By denying investment and capital to companies and industries they oppose politically, ESG-activist fund managers and financial institutions are able to exert influence in pursuit of objectives irrelevant to return on investment. Still, as the Gallup poll reveals, most Americans are unaware of how ESG might be affecting them.
Slightly more than a third (37%) of adults (18+) are at least “somewhat familiar” with ESG, unchanged from two years earlier, Gallup reports. Meanwhile, 62% aren’t familiar with it, including 40% who know nothing about ESG.
Six in ten (59%) have “no opinion” of ESG, while the opinions of those who do are evenly split between positive and negative views.
“Many may simply not be cognizant of the public discussions and debate about ESG, as much of this is reported in the financial rather than front page news,” Gallup’s Lydia Saad told USA Today, noting that ESG is "not an intuitive subject that’s easily understood from the acronym or relatable in the context of most Americans’ daily lives.”
Regardless of how well informed they are about ESG, Americans prefer that their fund and retirement account managers base their investments solely on financial factors - not environmental, social and governance goals. Of those with an opinion on the issue, about 54% say they want to invest based only on financial factors.
By more than two-to-one, Republicans want profit potential to be the only determinant (64%-24%). Independents also favor the profit-only investment strategy (49%-41%), but Democrats want to factor in ESG ideology, by a margin of more than two-to-one (59%-28%).
However, a separate study reveals “broad agreement” that using ESG as an investment consideration presents financial risks, The Wall Street Journal reports:
“The poll of 602 registered voters who invest in stocks, conducted by Pennsylvania State University and public-affairs firm Rokk Solutions, found broad agreement that several concepts associated with ESG, including conservation and energy management, could affect their portfolios.”
And, even though they’re much more likely to support ESG investing, only 39% of Democrats are willing to actually “risk a financial hit by investing in firms with strong ESG principles,” The Wall Street Journal article notes.
Indeed, as USA Today reports, billions of dollars are pulled out of ESG investments and moved to non-ESG funds during periods of financial uncertainty:
“When market volatility rose in the first three months of the year and led people to refocus on protecting their money, ESG exchange-traded funds saw an outflow of $6.46 billion compared with $3.32 billion of inflows a year earlier, FactSet data showed. Meanwhile, non-ESG equity ETFs recorded inflows.”

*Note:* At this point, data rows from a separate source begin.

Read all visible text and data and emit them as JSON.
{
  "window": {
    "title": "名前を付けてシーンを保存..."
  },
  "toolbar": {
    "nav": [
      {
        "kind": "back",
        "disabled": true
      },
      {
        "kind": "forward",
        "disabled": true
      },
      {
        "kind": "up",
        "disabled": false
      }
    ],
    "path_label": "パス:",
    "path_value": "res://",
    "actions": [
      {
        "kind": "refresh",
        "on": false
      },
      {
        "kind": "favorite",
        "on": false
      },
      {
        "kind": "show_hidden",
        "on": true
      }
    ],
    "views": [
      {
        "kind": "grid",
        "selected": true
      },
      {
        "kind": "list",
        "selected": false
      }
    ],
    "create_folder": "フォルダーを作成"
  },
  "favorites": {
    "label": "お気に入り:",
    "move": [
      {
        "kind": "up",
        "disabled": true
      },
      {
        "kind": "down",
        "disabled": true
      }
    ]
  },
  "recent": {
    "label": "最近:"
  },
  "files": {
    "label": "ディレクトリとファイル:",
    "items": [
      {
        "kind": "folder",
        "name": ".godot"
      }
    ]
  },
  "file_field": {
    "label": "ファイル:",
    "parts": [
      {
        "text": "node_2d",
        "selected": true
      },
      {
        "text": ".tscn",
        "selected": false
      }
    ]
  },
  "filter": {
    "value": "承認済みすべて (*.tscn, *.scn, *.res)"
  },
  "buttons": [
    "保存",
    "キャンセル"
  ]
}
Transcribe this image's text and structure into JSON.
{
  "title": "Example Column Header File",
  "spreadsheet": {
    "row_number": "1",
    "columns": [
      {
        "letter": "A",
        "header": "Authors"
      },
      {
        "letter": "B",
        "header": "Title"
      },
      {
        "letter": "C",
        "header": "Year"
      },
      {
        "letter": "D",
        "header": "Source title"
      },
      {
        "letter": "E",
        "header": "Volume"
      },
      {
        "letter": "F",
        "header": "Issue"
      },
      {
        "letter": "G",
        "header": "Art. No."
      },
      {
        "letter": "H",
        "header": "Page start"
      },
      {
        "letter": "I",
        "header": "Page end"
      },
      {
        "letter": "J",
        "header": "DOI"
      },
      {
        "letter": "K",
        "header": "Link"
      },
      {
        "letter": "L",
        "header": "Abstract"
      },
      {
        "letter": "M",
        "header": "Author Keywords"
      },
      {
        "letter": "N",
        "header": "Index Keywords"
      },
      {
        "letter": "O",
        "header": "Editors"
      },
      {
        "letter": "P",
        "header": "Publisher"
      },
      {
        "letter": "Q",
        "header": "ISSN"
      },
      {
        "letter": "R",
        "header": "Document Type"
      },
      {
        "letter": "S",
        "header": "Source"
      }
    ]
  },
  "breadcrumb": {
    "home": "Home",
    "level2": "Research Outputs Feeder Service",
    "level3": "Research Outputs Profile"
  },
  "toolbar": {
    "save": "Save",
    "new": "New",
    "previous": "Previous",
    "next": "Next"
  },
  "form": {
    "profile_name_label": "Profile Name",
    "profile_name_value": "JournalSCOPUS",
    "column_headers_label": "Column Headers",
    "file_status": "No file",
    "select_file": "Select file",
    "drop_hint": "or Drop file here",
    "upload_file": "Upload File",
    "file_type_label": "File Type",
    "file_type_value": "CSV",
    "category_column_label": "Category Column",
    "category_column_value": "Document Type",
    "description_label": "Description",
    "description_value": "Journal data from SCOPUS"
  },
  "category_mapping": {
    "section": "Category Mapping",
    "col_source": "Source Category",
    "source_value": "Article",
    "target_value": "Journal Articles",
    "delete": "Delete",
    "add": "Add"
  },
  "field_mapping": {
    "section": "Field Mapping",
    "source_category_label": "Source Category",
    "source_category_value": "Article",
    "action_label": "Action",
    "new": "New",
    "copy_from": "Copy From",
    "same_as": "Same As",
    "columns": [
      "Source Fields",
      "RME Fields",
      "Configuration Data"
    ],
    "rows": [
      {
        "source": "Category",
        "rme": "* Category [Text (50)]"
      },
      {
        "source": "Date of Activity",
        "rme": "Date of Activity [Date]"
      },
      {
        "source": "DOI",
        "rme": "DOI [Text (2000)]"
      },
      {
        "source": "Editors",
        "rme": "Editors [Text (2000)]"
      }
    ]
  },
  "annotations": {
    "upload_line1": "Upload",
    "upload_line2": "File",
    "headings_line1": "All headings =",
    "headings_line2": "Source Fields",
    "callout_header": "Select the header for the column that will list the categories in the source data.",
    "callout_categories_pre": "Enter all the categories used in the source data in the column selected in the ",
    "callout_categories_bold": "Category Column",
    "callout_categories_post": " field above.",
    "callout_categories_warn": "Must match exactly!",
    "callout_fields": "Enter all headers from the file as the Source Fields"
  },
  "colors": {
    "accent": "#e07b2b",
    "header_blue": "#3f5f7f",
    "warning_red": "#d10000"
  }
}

“The most overriding factor for all investors is returns, however. ‘ESG considerations are secondary,’ Saad said in February when a Gallup poll in November showed 78% of investors think a lot about the expected rate of return when choosing which companies or funds to invest in, compared with about 40% who consider ESG.”